Repeat every entry word for word. Images do not belong in the copy.

Material provided below:

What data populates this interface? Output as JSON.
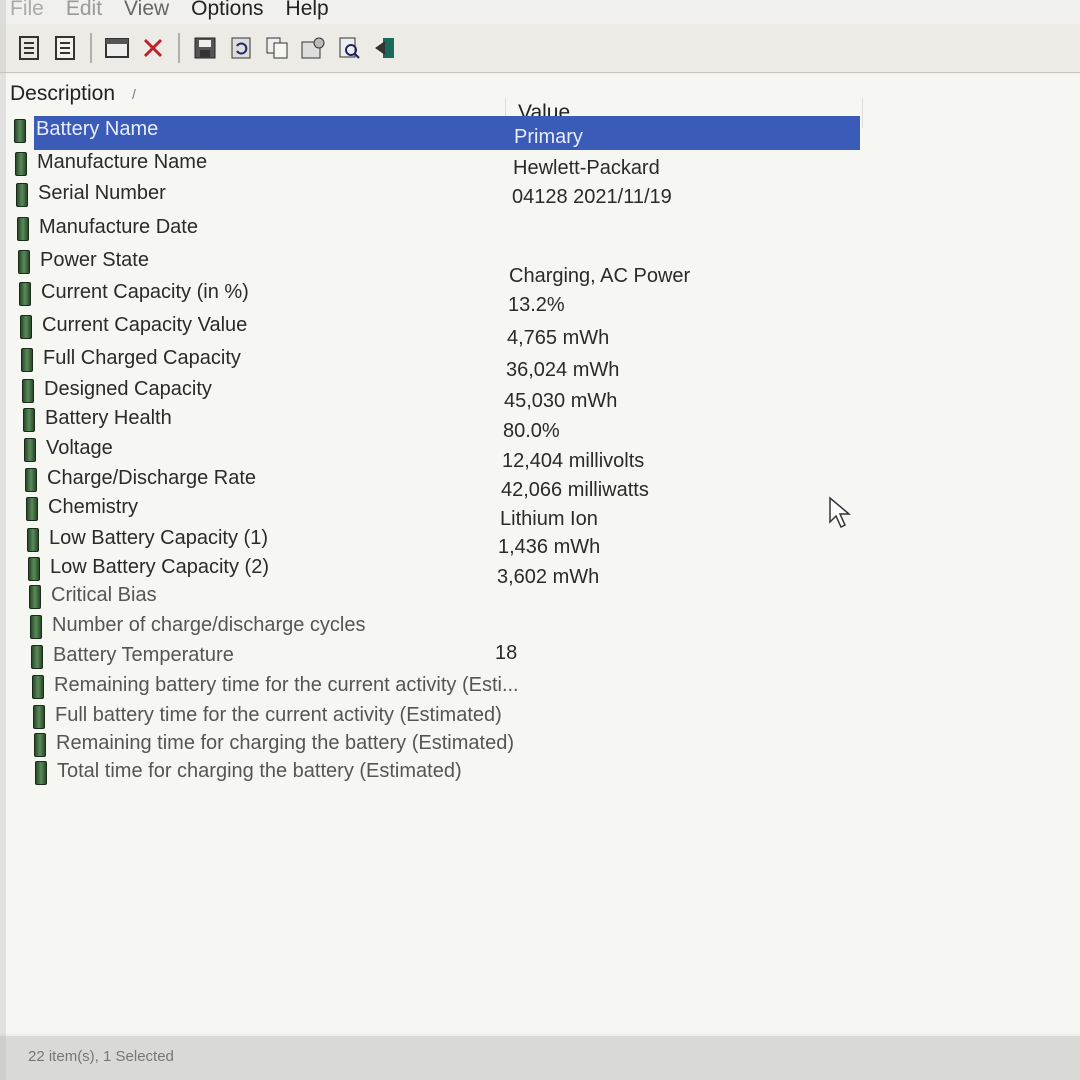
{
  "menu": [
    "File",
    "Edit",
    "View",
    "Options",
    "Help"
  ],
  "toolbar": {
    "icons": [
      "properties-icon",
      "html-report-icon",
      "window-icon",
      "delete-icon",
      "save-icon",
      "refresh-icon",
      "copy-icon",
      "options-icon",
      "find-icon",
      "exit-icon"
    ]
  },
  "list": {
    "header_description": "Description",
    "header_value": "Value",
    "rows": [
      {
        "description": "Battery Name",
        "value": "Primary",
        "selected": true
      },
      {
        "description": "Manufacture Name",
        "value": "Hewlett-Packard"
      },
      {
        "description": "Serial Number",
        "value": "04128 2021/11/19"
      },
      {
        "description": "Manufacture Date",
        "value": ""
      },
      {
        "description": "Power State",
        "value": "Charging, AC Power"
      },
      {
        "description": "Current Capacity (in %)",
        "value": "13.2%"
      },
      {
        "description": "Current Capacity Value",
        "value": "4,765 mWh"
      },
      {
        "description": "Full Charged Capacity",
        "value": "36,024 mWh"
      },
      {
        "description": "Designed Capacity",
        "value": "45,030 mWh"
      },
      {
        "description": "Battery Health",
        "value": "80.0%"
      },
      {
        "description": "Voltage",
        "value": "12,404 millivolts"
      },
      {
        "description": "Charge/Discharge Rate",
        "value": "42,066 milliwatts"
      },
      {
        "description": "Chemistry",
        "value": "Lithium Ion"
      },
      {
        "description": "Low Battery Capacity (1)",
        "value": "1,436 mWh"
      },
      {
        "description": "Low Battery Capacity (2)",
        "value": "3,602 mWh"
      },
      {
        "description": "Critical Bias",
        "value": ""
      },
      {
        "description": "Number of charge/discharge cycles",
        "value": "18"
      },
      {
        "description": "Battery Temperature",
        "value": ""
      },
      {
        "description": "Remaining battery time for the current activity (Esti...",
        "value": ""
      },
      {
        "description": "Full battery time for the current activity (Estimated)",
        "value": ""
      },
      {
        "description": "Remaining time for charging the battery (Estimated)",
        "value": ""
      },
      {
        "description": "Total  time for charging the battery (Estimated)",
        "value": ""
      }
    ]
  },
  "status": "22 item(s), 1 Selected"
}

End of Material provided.

**Solution for this problem:**
What data populates this interface? Output as JSON.
{
  "menu": [
    "File",
    "Edit",
    "View",
    "Options",
    "Help"
  ],
  "toolbar": {
    "icons": [
      "properties-icon",
      "html-report-icon",
      "window-icon",
      "delete-icon",
      "save-icon",
      "refresh-icon",
      "copy-icon",
      "options-icon",
      "find-icon",
      "exit-icon"
    ]
  },
  "list": {
    "header_description": "Description",
    "header_value": "Value",
    "rows": [
      {
        "description": "Battery Name",
        "value": "Primary",
        "selected": true
      },
      {
        "description": "Manufacture Name",
        "value": "Hewlett-Packard"
      },
      {
        "description": "Serial Number",
        "value": "04128 2021/11/19"
      },
      {
        "description": "Manufacture Date",
        "value": ""
      },
      {
        "description": "Power State",
        "value": "Charging, AC Power"
      },
      {
        "description": "Current Capacity (in %)",
        "value": "13.2%"
      },
      {
        "description": "Current Capacity Value",
        "value": "4,765 mWh"
      },
      {
        "description": "Full Charged Capacity",
        "value": "36,024 mWh"
      },
      {
        "description": "Designed Capacity",
        "value": "45,030 mWh"
      },
      {
        "description": "Battery Health",
        "value": "80.0%"
      },
      {
        "description": "Voltage",
        "value": "12,404 millivolts"
      },
      {
        "description": "Charge/Discharge Rate",
        "value": "42,066 milliwatts"
      },
      {
        "description": "Chemistry",
        "value": "Lithium Ion"
      },
      {
        "description": "Low Battery Capacity (1)",
        "value": "1,436 mWh"
      },
      {
        "description": "Low Battery Capacity (2)",
        "value": "3,602 mWh"
      },
      {
        "description": "Critical Bias",
        "value": ""
      },
      {
        "description": "Number of charge/discharge cycles",
        "value": "18"
      },
      {
        "description": "Battery Temperature",
        "value": ""
      },
      {
        "description": "Remaining battery time for the current activity (Esti...",
        "value": ""
      },
      {
        "description": "Full battery time for the current activity (Estimated)",
        "value": ""
      },
      {
        "description": "Remaining time for charging the battery (Estimated)",
        "value": ""
      },
      {
        "description": "Total  time for charging the battery (Estimated)",
        "value": ""
      }
    ]
  },
  "status": "22 item(s), 1 Selected"
}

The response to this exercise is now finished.